» What is being asked:
Your answer should consist of every line in the records that holds "label".

[Interface dataset entries]
===
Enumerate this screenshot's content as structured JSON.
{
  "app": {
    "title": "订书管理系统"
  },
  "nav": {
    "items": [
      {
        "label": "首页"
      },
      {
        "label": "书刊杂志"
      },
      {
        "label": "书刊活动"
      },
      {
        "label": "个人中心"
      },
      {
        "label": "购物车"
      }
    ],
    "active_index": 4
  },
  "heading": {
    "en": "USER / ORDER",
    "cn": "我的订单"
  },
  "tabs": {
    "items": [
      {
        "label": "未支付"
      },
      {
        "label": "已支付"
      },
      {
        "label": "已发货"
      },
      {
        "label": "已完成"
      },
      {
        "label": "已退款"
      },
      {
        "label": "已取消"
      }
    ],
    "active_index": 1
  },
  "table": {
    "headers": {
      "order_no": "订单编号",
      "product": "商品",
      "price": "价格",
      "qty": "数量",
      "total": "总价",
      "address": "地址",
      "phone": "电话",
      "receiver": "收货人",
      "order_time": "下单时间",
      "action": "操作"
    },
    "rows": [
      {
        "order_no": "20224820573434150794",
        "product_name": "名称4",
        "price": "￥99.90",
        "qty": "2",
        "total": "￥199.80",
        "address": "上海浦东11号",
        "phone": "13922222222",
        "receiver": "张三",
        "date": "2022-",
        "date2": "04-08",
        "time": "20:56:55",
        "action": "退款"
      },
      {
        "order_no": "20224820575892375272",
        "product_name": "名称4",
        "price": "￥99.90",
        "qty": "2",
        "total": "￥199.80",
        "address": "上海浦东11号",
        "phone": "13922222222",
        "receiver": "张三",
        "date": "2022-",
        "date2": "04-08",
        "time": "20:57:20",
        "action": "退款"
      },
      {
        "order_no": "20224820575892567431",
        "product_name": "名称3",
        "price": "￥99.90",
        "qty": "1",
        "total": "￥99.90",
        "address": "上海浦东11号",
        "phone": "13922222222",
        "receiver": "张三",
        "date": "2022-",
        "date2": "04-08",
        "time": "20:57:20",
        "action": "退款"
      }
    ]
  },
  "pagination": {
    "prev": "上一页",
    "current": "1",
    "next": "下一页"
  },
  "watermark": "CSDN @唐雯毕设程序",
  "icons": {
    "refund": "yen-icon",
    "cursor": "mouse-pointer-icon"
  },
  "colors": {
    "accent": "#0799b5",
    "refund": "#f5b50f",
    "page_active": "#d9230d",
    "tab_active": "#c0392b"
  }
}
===
» Output below:
        "label": "首页"
        "label": "书刊杂志"
        "label": "书刊活动"
        "label": "个人中心"
        "label": "购物车"
        "label": "未支付"
        "label": "已支付"
        "label": "已发货"
        "label": "已完成"
        "label": "已退款"
        "label": "已取消"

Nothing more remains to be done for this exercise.